For this to be presented as being what it supposedly is, I believe that some part of the production process has to be in El Salvador (like the Islands mentioned above have ageing and blending facilities in their territories, or St Nick’s is aged and bottled at the Abbey). The cane, the molasses, the distillation or the bottling…something. This may just be a fig leaf to add that touch of respectability or verisimilitude, but it would give consumers a better idea of what it is they are getting for their money.
Update March 2015 – According to the company, the recipe used to assemble the rum was developed by the family, and this is the source of stating it is Salvadorean.
Thanks for the review. We look forward to meeting you at one of the upcoming festivals.
My name is Daniel and am one of the owners of Ron Maja. I fell across your article today and, although late, I felt I should provide some clarity on this issue. It is, in our view, a Salvadorian rum. It is a family recipe, we have our offices and personnel based in El Salvador and we use local goods for our products and we are doing everything in our power to reward our country and use Ron Maja as a window for consumers to become curious and learn about our heritage.
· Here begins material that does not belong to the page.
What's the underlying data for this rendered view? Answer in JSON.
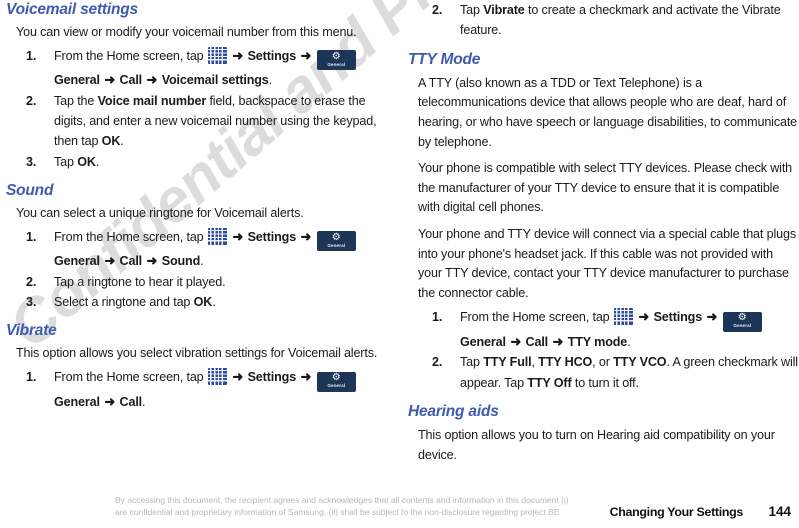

It is the central reason why Maja was born.
Unfortunately, as a small scale producer, we are waiting to gain more scale to, as you say, bring more Salvadorian elements to our rum, whether through the sourcing of raw materials, bottling, etc.. It is our dream to become a larger market player so as to bring more back to our country and, for that very reason, we consider oursleves Salvadorian and we hope that are consumers, through our efforts, can see the Salvadorian work ethic reflected in our product and can ultimately feel proud of our origin. Saying otherwise contradicts our intentions.
All the best,
Your intentions are laudable and your vision of producing a Salvadorean product is deserving of great respect. I acknowledge that without hesitation. And based on what you say about sourcing as much as you can in-country, that makes your ultimate ambition a worthy one – to produce a rum, cane to cork, from El Salvador.
Unfortunately, on a purely technical level, your intentions, recipes, offices, coordination, management and staff don’t count. The rum itself is all that matters. If the sugar cane harvest, the molasses, the distillation and the ageing — all the value added processes, and materials or origin — are sourced or made elsewhere, then the rum is not from El Salvador. It is conceived there, inspired there, for sure…but made? No, sorry.
This may be a niggly point of labelling, but in today’s world it’s not, not really. Consider the annoyance the rum buying public evinced when production of the Zaya moved from Guatemala to Trinidad, quality changed and the label was not updated; or their fury at the disingenuous way Flor de Cana suddenly changed its age statement on, for example, the 12 YO: from “12 years old” to simply “12” – which now means a blend of 12 rums. The controversy about disclosure of additives is another. People want to know what they’re drinking. And right now, unless the label on the Ron Maya line states somewhere that it is produced in Panama (which may have been added in the nearly two years since I tried the rum), my point has to stand.